Spring Boot JPA @Temporal Example

1. Introduction

In the context of Spring Boot and JPA (Java Persistence API), managing date and time fields in entities is a common task. JPA provides the @Temporal annotation to map java.util.Date or java.util.Calendar to SQL date and time types. This blog post will discuss how to use the @Temporal annotation in Spring Boot JPA to properly map and persist these temporal types.

Key Points:

1. @Temporal is used to map java.util.Date or java.util.Calendar properties in an entity to the corresponding SQL date or time types.

2. It allows the developer to specify how the date or time should be stored in the database using TemporalType.DATE, TemporalType.TIME, or TemporalType.TIMESTAMP.

3. TemporalType.DATE stores only the date component (year, month, day).

4. TemporalType.TIME stores only the time component (hours, minutes, seconds).

5. TemporalType.TIMESTAMP stores both the date and time components.

2. Implementation Steps

1. Add the Spring Boot starter data JPA dependency to your project.

2. Create an entity class with java.util.Date or java.util.Calendar fields.

3. Annotate these fields with @Temporal and specify the TemporalType.

4. Implement a repository interface extending JpaRepository for your entity.

5. Use the repository in your service layer to save and retrieve entity instances.

6. Run the application and verify the persisted date and time fields in the database.

3. Implementation Example

// Step 1: Define an Entity class with temporal fields
public class Event {
    @GeneratedValue(strategy = GenerationType.AUTO)
    private Long id;

    private String title;

    // Step 2: Annotate the temporal field with @Temporal
    private Date eventTimestamp;

    // Standard getters and setters

// Step 3: Create a repository interface for the Event entity
public interface EventRepository extends JpaRepository<Event, Long> {

// Step 4: Use the repository in a service class to manage Event entities
public class EventService {
    private final EventRepository eventRepository;

    public EventService(EventRepository eventRepository) {
        this.eventRepository = eventRepository;

    public Event createEvent(String title, Date timestamp) {
        Event event = new Event();
        return eventRepository.save(event);

    // Additional service methods

// Step 5: Optionally, create a REST Controller to expose the functionality to create an event
public class EventController {
    private final EventService eventService;

    public EventController(EventService eventService) {
        this.eventService = eventService;

    public Event createEvent(@RequestBody Event event) {
        return eventService.createEvent(event.getTitle(), event.getEventTimestamp());

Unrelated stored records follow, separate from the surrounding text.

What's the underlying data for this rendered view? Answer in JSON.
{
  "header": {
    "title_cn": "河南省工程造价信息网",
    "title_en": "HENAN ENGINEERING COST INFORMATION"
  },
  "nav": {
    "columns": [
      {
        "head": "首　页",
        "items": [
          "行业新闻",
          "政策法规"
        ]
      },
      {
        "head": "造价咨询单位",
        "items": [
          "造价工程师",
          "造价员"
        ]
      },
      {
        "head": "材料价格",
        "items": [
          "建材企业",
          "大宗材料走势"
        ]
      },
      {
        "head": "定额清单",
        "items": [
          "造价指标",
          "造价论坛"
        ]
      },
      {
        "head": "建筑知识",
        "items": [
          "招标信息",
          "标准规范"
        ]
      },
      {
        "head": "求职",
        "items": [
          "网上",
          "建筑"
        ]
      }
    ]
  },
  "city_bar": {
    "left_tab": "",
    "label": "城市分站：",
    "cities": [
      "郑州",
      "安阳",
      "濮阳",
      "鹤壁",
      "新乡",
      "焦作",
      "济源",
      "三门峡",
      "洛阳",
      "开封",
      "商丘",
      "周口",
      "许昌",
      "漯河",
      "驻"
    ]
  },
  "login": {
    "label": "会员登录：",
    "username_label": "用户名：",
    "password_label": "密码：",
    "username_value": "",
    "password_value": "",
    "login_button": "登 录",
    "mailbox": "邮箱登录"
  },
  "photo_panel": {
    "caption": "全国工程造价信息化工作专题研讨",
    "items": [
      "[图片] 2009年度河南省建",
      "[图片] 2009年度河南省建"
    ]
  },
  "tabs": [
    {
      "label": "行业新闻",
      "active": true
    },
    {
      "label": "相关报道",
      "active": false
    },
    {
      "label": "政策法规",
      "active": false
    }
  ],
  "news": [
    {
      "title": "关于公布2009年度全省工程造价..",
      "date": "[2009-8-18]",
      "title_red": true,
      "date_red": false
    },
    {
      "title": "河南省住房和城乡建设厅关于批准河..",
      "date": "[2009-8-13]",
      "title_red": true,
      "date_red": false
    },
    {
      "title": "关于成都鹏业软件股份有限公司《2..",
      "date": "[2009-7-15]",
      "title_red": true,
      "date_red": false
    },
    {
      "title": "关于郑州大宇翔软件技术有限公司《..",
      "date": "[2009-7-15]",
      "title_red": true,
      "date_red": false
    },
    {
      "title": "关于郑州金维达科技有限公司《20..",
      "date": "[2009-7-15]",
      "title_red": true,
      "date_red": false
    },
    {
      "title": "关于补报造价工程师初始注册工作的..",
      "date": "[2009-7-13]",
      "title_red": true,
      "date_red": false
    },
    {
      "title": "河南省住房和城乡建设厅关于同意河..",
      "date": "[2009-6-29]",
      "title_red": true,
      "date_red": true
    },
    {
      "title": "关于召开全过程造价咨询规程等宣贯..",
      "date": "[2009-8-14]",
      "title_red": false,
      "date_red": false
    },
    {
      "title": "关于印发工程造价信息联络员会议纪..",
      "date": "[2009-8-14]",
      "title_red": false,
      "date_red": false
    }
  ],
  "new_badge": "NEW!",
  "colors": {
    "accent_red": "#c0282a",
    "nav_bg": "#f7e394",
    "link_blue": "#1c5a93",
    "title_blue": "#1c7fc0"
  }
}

// Step 6: Run the Spring Boot application
public class TemporalAnnotationExampleApplication {
    public static void main(String[] args) {
        SpringApplication.run(TemporalAnnotationExampleApplication.class, args);

// Use the REST controller to create an event and verify that the eventTimestamp field is correctly persisted.


// Assuming you've made a POST request to /api/events with the following JSON payload:
    "title": "Spring Boot JPA Event",
    "eventTimestamp": "2023-11-08T12:34:56.789+0000"
// The response will be something like:
    "id": 1,
    "title": "Spring Boot JPA Event",
    "eventTimestamp": "2023-11-08T12:34:56.789+0000"
// And in the database, the event_timestamp column for this entity will have the timestamp "2023-11-08 12:34:56.789".


1. @Entity: Indicates that the Event class is a JPA entity.

2. @Id and @GeneratedValue: Annotations that specify the primary key of the entity and the generation strategy for its value.

3. @Temporal(TemporalType.TIMESTAMP): Indicates that the eventTimestamp field should be persisted as a SQL TIMESTAMP in the database.

4. EventRepository: The repository interface that extends JpaRepository to handle CRUD operations for Event entities.

5. EventService: A service class that uses EventRepository to create new Event records.

6. @Service: Marks EventService as a service bean in the Spring context.

7. EventController: A REST controller that allows clients to create events via HTTP POST requests.

8. @RestController and @RequestMapping: Annotations to define RESTful endpoints.

9. @PostMapping: Maps the HTTP POST requests to the createEvent method.

10. @RequestBody: Indicates that a method parameter should be bound to the body of the web request.

11. TemporalAnnotationExampleApplication: The main application class that is annotated with @SpringBootApplication.

12. SpringApplication.run(): Boots up the Spring Boot application, initializing the JPA entity manager and creating the web server context.